**YOUR GOAL:** Go through the records below line by line. Count the lines with "kind" and give the count alone.

[Stored records]

_____

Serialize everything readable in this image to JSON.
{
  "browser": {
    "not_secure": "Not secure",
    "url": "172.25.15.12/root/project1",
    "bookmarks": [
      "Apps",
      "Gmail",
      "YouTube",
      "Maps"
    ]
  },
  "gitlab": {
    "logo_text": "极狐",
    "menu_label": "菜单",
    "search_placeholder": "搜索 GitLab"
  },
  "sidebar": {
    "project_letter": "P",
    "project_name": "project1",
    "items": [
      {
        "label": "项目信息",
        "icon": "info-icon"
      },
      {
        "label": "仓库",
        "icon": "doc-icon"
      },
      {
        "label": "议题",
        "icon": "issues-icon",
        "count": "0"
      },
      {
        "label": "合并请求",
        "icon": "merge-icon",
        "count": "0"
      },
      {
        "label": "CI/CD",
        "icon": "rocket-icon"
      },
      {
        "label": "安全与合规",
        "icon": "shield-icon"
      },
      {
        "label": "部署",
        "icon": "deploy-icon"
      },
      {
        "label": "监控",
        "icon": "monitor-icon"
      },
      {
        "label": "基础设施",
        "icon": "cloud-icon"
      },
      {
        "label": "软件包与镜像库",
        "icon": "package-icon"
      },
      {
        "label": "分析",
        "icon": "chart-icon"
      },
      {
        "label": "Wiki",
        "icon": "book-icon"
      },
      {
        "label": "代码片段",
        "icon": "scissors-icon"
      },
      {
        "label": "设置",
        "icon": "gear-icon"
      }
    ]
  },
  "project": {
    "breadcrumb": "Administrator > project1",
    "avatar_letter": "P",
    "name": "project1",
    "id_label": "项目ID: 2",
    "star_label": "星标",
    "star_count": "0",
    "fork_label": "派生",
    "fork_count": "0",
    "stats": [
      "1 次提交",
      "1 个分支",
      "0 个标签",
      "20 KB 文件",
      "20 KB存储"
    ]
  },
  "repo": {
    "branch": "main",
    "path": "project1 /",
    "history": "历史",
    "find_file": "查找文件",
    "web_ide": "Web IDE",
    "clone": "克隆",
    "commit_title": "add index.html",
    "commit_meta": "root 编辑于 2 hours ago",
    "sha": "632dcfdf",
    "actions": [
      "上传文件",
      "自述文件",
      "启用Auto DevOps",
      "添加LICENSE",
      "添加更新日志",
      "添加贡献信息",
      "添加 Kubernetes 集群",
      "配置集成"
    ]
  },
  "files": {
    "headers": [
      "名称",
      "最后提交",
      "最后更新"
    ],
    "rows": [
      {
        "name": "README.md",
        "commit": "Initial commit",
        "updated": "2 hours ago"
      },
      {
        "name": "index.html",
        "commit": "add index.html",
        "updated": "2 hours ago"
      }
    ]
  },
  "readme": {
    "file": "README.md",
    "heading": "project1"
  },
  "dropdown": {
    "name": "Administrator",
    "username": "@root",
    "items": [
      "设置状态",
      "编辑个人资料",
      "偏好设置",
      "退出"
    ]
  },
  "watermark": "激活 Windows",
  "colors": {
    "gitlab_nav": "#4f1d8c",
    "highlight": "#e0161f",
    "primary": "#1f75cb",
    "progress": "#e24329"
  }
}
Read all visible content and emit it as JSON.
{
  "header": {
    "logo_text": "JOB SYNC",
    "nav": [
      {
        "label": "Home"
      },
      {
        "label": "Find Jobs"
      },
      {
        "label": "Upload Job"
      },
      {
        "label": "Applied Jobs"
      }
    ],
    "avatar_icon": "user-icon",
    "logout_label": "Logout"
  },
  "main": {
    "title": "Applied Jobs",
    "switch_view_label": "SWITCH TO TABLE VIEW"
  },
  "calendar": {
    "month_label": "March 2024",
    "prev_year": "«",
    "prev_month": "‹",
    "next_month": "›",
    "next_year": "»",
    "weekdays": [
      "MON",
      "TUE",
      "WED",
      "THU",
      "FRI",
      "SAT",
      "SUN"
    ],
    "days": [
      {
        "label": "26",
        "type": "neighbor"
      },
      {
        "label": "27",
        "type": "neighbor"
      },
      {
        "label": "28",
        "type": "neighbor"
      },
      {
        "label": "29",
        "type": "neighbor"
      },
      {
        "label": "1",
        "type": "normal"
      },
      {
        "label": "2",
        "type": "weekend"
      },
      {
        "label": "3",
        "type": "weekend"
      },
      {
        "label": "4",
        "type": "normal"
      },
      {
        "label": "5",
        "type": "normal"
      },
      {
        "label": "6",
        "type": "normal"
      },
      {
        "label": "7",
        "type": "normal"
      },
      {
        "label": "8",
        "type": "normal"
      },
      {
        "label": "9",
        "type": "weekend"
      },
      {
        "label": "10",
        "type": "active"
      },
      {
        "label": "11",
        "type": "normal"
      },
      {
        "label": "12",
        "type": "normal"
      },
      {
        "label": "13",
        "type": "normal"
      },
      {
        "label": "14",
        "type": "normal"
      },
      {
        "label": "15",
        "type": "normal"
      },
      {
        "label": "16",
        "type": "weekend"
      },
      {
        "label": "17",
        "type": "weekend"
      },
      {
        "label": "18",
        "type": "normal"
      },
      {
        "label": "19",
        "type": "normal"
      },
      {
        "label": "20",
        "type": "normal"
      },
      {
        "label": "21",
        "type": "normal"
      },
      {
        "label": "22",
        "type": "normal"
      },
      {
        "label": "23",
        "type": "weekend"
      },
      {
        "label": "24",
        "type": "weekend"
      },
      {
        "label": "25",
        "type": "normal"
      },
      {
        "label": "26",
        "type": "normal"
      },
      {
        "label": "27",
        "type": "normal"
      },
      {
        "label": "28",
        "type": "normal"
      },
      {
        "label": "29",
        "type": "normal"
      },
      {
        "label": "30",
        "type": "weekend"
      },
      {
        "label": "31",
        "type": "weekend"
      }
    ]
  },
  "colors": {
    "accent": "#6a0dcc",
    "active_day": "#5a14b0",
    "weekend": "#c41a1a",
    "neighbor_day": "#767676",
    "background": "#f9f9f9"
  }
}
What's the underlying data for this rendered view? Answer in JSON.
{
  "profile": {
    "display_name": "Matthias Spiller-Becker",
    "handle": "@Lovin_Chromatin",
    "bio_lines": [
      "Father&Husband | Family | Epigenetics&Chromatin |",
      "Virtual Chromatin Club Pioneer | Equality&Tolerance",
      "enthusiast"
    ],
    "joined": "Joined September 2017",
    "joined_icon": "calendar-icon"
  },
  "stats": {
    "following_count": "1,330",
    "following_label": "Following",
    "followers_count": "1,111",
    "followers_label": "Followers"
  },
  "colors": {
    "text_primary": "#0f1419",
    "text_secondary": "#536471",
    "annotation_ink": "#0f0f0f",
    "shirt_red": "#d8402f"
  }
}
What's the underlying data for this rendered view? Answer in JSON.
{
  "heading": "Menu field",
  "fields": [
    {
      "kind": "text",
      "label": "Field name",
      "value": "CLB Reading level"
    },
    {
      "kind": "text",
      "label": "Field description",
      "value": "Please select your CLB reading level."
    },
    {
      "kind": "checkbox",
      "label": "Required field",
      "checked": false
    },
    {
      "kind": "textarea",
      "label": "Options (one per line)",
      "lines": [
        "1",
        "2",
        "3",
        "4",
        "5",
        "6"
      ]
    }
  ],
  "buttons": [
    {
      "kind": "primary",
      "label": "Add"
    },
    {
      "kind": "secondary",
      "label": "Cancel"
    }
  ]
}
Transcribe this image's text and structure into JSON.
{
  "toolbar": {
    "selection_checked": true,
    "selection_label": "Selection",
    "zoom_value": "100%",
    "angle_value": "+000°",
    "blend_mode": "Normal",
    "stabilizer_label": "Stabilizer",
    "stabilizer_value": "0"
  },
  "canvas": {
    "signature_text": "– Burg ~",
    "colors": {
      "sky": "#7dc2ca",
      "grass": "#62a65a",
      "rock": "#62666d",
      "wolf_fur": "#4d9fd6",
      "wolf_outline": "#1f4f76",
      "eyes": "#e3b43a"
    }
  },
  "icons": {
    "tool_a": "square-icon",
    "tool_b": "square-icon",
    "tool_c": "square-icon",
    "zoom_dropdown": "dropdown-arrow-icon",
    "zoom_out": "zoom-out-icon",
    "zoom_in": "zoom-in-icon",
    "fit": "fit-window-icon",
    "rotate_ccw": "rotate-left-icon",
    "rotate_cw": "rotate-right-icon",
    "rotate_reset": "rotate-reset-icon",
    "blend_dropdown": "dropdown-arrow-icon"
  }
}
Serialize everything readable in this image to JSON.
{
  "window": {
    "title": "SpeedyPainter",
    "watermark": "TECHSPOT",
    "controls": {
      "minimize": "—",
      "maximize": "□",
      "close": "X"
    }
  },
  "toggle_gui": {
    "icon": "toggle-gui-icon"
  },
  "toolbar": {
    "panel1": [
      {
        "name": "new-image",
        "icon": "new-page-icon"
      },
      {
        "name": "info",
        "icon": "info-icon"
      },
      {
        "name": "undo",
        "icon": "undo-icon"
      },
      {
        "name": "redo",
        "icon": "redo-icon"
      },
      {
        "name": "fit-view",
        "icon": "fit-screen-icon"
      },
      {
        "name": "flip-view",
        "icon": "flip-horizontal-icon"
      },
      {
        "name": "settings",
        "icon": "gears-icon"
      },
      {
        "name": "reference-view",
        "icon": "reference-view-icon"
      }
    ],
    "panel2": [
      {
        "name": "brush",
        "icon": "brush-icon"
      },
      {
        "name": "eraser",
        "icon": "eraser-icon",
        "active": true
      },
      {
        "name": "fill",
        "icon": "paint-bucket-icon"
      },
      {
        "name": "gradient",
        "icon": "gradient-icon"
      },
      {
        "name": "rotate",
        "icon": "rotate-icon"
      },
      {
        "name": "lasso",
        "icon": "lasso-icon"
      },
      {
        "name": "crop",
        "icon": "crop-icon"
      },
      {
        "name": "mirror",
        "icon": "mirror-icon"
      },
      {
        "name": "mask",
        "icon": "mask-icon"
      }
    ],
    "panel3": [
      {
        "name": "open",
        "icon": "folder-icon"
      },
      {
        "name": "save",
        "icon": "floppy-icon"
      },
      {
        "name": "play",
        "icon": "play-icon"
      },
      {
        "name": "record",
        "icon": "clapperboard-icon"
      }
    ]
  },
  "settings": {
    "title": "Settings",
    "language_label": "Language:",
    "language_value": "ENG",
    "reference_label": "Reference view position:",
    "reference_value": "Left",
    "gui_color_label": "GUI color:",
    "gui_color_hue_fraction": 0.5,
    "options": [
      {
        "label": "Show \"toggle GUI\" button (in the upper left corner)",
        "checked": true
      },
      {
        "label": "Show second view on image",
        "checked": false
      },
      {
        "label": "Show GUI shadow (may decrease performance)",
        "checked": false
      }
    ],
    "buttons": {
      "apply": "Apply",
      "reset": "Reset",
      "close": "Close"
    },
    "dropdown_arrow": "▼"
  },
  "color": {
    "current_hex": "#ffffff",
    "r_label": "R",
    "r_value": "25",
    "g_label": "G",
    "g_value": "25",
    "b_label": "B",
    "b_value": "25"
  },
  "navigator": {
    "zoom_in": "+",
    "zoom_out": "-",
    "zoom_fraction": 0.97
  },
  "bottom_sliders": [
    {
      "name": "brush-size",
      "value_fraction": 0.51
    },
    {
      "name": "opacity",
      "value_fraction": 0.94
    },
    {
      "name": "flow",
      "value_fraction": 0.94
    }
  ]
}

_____

**THE ANSWER:** 6